The event will be recorded, and a link to the captioned video recording will be emailed to all registrants after the event.

If you have any questions about accessibility for this event, please contact psqevent@sfu.ca.

Registration and password

A link and password to access this online event will be emailed to all registrants via Eventbrite shortly before the event.

Technology requirements

To engage in this online event, you will need a computer (laptop or desktop), tablet or smartphone, with speakers or headphones. A microphone and/or a webcam are recommended if you would like to fully participate in the interactive portions of this event.

We recommend that you use a computer for the best experience of this event. Some interactivity and accessibility features, including ASL interpretation, are not available when using a smartphone or tablet.

Protecting your privacy

This event will be recorded, but only the speakers will be visible in the published recording. The recording will be shared with all registrants and published on SFU Public Square’s website, YouTube and social media channels.

To ensure that we are using online event technology in a privacy-conscious way, we are following best practices for this online event series:

  • We will only circulate the event link to those who are registered for the event
  • We will password-protect the event
  • We will enable end-to-end encryption
  • We will not use attention tracking

To protect your own privacy:

  • We remind you that whatever you say during the event is public, so please do not share sensitive information about yourself or others, and do not say anything you do not wish to enter the public domain.

To protect the privacy of others:

  • Please do not record or photograph yourself, other participants, or the hosts during the event, unless permission is requested and given.

If you have any questions about this event’s accessibility, technology requirements or privacy, please connect with us at psqevent@sfu.ca.

Community guidelines

Our community guidelines are intended to ensure the safety of all guest speakers and event participants, and to foster honest, socially accountable dialogue at our events. Thank you for respecting these guidelines!

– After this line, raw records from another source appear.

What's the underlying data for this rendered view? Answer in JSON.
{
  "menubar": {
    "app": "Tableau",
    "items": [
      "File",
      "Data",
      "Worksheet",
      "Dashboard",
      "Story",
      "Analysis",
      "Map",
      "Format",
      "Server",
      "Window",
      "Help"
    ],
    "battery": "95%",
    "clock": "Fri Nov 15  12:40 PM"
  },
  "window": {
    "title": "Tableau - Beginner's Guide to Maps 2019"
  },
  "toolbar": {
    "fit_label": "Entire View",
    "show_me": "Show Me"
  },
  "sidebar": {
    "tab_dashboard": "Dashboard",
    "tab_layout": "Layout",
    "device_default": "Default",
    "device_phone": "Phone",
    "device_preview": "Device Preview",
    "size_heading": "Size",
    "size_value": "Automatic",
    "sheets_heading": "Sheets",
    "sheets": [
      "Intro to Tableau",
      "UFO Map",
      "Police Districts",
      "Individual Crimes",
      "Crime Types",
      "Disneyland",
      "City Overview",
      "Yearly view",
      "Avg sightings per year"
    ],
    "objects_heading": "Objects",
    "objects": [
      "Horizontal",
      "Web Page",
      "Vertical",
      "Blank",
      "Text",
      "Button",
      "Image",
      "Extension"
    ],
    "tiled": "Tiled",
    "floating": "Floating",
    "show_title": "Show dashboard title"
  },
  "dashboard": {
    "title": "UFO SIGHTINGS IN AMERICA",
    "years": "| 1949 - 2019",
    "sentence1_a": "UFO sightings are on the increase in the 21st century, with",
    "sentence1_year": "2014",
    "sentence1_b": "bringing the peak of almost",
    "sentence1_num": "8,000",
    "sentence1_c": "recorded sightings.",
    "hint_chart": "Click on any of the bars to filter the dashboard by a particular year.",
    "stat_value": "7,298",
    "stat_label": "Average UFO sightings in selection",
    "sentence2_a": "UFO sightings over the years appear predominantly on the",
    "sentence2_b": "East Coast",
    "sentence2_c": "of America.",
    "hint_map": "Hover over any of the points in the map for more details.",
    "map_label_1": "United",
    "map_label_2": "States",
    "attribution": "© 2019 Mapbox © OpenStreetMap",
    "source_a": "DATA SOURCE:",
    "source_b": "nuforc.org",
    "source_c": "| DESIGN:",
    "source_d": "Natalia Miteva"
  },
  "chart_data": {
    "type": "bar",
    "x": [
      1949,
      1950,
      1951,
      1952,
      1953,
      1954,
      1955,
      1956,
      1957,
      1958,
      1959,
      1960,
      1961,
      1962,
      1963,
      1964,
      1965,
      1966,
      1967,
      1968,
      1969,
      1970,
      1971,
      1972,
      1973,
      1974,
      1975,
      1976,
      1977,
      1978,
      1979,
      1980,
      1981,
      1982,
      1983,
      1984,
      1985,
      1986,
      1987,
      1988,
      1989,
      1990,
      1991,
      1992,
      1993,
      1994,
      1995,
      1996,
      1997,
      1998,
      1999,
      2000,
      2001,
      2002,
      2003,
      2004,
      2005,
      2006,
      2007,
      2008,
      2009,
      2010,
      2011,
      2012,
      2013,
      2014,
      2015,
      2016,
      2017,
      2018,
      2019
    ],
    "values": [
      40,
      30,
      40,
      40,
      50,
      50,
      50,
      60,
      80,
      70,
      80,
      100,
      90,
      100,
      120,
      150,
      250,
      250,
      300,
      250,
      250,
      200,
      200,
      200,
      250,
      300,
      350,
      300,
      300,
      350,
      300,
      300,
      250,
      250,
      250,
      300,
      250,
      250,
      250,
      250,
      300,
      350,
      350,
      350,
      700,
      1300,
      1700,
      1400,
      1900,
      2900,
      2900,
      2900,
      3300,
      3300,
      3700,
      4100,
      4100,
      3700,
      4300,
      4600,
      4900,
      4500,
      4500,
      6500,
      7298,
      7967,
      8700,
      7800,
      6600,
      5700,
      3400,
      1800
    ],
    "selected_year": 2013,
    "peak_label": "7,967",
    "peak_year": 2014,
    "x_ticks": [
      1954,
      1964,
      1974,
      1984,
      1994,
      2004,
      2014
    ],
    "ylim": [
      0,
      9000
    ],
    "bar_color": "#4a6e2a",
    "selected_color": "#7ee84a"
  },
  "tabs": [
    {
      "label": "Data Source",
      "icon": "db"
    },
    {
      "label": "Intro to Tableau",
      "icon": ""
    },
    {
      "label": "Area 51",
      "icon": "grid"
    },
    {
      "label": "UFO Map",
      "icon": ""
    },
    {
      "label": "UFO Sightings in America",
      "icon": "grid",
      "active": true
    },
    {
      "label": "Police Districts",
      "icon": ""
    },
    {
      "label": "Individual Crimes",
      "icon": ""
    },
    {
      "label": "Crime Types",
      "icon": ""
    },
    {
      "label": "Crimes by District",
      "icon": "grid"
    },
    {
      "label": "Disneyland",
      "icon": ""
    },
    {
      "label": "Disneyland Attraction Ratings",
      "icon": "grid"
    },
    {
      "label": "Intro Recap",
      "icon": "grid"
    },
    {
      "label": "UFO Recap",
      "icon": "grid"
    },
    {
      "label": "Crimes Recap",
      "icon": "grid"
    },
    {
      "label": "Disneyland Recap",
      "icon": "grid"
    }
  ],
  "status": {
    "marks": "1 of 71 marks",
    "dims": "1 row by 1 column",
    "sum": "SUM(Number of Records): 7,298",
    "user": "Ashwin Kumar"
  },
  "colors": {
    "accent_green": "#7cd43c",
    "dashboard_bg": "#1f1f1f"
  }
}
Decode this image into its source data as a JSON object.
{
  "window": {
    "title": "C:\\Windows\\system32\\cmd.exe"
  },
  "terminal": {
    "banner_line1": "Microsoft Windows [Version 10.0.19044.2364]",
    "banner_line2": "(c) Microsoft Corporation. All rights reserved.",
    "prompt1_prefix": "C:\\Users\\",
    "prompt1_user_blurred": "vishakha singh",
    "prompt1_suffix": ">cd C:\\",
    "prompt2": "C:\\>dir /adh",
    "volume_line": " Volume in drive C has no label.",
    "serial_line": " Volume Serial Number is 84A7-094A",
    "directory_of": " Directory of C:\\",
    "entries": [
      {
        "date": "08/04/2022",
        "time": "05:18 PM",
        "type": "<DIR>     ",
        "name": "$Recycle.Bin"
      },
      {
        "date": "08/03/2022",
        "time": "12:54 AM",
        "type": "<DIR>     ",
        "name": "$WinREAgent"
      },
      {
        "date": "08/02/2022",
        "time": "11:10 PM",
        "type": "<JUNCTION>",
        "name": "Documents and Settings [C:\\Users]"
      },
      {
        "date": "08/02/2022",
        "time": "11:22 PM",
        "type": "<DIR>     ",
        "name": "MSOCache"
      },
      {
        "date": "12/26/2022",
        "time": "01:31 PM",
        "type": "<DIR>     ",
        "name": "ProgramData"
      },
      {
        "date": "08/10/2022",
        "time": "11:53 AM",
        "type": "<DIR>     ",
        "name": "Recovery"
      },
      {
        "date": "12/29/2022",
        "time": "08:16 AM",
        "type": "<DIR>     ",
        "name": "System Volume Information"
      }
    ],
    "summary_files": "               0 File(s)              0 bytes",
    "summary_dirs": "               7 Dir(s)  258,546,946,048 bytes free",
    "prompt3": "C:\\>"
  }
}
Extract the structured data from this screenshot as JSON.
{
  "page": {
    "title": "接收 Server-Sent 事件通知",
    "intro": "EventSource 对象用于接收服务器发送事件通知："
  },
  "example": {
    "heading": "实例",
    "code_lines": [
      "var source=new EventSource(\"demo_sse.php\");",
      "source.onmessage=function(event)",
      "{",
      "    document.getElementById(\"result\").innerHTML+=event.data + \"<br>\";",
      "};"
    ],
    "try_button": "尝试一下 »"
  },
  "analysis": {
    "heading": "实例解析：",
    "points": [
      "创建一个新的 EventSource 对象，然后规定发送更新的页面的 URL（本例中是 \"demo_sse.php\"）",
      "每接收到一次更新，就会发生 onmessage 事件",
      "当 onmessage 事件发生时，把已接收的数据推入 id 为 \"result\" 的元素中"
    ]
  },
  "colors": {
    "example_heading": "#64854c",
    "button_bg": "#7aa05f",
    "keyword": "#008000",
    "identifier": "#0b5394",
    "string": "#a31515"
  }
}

  • Above all, there will be zero tolerance for those who promote violence or discrimination against others on the basis of race, ethnicity, national origin, sexual orientation, gender identity, religious affiliation, age, or disability. Anyone who incites harm towards other participants (whether through chat, video, audio or otherwise) will be removed at the discretion of our technical team and moderator.
  • Don’t assume pronouns/gender/knowledge based on someone’s name or appearance. Please refer to people using the usernames and/or pronouns they provide.
  • Take space, make space: share your perspective, and make space for other voices to be heard too. Recognize that we are all here to learn.
  • Practice self-care in whatever way you need to. If you need to get up or take a break, please do so.